'We are therefore of opinion that where a decision is given on the merits by the trial court and the matter is taken in appeal and the appeal is dismissed on some preliminary ground, like limitation or default in printing, it must be held that such dismissal when it confirms the decision of the trial court on the merits itself amounts to the appeal being heard and finally decided on the merits whatever may be the ground for dismissal of the appeal.'
20. So when the dismissal of an appeal without having an occasion to enter into the merits of the case, like dismissal for limitation or default in printing amounts to final decision on the merits, it cannot, in our opinion be validly said that in cases where the appeal is decided on the merits, the affirmance will be confined to only those points which are expressly dealt with in the appellate order and not to those which are not challenged or canvassed before the appellate authority, even though they could be so canvassed. From the point of view of the applicability of the doctrine of merger the fact that some points decided by the inferior authority were or were not canvassed before the superior authority is not material. Once an appeal is taken and is decided the original order merges in the appellate order and thereafter it is the appellate order which is operative and enforceable. In this view, after the appeal has been decided on December 14, 1972, the Income-tax Officer's order merged in it; and the Commissioner of Income-tax lost jurisdiction to act under Section 263 of the Act. In the present case the notice under Section 263 was issued on 22nd December, 1973, that is to say, about one year after the decision of the appeal. The notice was without jurisdiction.

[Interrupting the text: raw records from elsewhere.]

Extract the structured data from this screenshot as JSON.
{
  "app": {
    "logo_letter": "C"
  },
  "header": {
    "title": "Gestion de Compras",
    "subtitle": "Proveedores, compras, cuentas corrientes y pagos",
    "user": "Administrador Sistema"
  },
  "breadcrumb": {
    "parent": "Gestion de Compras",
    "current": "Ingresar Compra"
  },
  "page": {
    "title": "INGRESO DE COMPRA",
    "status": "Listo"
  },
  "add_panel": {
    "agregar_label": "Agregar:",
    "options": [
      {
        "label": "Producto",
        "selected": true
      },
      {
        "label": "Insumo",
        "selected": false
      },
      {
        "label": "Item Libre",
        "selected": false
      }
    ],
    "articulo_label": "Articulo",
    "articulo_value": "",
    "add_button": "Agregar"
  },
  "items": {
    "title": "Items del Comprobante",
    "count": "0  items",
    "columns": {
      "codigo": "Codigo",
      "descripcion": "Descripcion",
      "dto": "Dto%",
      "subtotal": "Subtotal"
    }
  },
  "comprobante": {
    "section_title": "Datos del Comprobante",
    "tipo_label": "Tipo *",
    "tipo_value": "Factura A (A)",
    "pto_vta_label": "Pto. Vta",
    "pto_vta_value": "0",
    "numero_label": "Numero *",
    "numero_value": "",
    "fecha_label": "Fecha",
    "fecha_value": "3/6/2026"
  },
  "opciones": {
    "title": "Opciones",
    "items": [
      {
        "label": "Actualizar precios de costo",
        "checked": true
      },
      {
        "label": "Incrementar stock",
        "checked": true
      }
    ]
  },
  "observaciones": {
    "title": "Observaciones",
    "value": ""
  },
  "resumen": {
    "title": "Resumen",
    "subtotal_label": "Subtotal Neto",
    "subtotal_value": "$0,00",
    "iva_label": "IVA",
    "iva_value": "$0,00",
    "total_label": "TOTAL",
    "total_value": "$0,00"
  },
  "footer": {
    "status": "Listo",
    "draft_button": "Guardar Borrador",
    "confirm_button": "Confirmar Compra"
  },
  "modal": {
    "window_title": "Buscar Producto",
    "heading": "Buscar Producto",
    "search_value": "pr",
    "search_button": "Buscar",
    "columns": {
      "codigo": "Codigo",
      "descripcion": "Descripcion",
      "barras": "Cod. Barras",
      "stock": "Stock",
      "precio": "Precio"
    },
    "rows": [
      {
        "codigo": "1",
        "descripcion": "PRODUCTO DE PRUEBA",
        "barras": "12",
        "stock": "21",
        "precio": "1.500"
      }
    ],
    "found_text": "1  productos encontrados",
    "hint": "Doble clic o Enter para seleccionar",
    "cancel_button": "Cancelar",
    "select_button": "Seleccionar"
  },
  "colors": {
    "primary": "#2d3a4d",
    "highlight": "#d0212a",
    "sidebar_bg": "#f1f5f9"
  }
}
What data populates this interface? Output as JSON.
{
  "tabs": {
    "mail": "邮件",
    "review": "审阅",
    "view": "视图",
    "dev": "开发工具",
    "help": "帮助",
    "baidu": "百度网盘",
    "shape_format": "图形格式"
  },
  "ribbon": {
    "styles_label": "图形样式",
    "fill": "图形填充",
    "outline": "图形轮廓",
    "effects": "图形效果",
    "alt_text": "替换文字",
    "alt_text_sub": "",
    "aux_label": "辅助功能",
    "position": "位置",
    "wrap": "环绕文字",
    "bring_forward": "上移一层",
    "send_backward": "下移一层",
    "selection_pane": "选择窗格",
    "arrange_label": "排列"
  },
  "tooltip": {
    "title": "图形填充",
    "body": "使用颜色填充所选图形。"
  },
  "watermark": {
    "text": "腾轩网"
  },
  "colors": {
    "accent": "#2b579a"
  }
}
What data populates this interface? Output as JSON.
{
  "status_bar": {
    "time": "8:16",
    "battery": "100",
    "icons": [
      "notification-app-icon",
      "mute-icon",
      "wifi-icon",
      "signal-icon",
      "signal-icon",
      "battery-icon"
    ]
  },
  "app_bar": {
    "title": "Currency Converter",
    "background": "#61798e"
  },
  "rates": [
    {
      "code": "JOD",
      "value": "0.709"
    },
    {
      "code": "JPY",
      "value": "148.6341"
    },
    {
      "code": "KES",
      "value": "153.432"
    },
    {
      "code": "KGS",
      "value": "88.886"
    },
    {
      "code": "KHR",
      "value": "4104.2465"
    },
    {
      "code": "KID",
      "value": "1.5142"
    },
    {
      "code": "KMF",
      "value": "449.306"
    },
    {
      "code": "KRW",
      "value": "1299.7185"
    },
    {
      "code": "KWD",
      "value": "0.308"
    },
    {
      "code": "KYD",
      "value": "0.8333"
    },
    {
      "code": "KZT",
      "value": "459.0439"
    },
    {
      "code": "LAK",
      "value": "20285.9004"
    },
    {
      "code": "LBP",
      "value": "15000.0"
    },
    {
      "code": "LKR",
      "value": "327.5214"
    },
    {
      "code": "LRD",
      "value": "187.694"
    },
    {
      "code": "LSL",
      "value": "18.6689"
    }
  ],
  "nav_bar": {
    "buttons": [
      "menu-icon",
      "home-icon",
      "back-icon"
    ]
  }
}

21. Dr. Misra appearing for the revenue relied on the cases of Yercand Coffee Curing Works v. State of Madras, 33 STC 170 (Mad), Central Indian Insurance Co. Ltd. v. Income-tax Officer : 47ITR895(MP) and Kalooram Tirasilal v. Income-tax Officer : 59ITR308(MP) . In the first case the Madras High Court and in the other two the Madhya Pradesh High Court took the same view as was taken by the Gujarat High Court. For reasons mentioned above, we are unable to subscribe to this view.
22. In Satish Chandra Nirmesh Kumar v. Additional Judge (Revisions), Sales Tax a Division Bench of this court held that as the appeal was dismissed as barred by time and not on merits, therefore, the original assessment order did not merge in the appellate order. In view of the decision of the Supreme Court in Sheodan Singh's case we doubt whether the decision in Satish Chandra Nirmesh Kuamr's case has been correctly rendered. Moreover, since in the presejil case an appeal was taken and decided on merits, the decision in Satish Chandra Nirmesh Kumar's case is distinguishable.
23. In our opinion the impugned order dated December 29, 1973, passed under Section 263 of the Income-tax Act is not sustainable. In the result the writ petition is allowed. The impugned orders dated 29th December, 1973, and 24th January, 1974, are quashed. The petitioner would be entitled to costs.